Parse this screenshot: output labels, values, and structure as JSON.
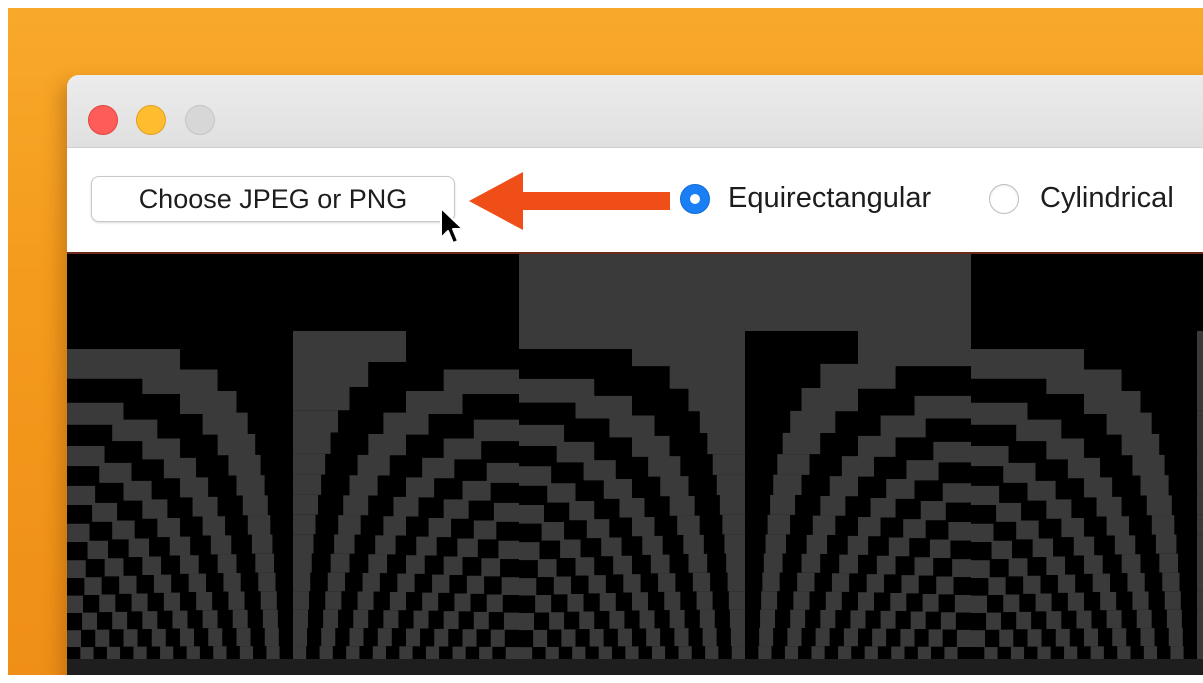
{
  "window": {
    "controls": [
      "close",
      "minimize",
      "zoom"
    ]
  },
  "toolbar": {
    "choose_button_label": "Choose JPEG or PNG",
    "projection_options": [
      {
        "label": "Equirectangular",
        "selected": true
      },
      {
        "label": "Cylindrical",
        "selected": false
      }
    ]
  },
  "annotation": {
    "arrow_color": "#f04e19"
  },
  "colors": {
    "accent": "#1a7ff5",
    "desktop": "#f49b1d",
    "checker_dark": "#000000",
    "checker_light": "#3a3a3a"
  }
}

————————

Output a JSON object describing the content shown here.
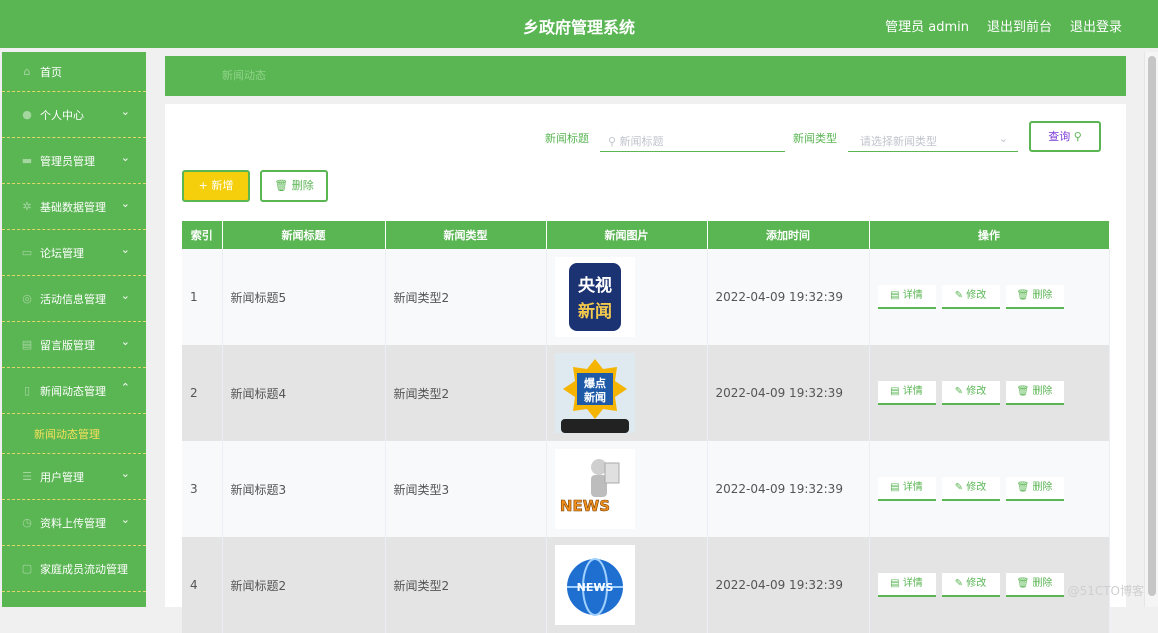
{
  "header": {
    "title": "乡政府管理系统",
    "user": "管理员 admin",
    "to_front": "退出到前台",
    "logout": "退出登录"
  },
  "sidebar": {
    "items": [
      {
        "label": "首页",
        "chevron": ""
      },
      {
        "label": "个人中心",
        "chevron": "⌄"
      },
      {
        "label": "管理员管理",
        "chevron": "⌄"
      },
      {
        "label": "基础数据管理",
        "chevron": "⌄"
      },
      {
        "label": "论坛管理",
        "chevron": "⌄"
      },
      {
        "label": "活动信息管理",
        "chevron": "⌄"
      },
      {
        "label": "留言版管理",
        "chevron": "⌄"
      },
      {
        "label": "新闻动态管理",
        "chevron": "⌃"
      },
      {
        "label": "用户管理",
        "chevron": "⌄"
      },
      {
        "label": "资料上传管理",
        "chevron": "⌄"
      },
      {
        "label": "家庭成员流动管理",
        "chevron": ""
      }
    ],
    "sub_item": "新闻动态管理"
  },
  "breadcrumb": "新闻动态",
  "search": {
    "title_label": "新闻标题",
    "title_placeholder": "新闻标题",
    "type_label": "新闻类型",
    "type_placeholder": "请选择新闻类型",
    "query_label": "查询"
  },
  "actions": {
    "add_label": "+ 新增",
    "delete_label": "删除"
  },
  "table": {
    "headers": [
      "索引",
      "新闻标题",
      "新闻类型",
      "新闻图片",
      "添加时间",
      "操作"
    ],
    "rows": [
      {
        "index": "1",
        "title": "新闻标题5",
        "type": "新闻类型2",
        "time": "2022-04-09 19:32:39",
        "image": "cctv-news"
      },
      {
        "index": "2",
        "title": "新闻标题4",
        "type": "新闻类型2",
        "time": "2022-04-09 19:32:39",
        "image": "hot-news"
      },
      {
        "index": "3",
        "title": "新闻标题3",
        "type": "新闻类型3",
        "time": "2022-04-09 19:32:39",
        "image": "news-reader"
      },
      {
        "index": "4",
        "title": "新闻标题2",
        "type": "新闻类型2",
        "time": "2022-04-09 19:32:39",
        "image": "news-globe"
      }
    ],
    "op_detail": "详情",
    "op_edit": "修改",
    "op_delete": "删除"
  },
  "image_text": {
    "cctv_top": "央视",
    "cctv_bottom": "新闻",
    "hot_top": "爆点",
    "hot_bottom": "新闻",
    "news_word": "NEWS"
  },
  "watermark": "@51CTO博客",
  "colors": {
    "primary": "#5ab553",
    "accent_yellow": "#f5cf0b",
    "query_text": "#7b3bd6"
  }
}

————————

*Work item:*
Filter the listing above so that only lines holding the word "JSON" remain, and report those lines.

*Solution to the exercise:*
Parse this screenshot: output labels, values, and structure as JSON.
Output a JSON object describing the content shown here.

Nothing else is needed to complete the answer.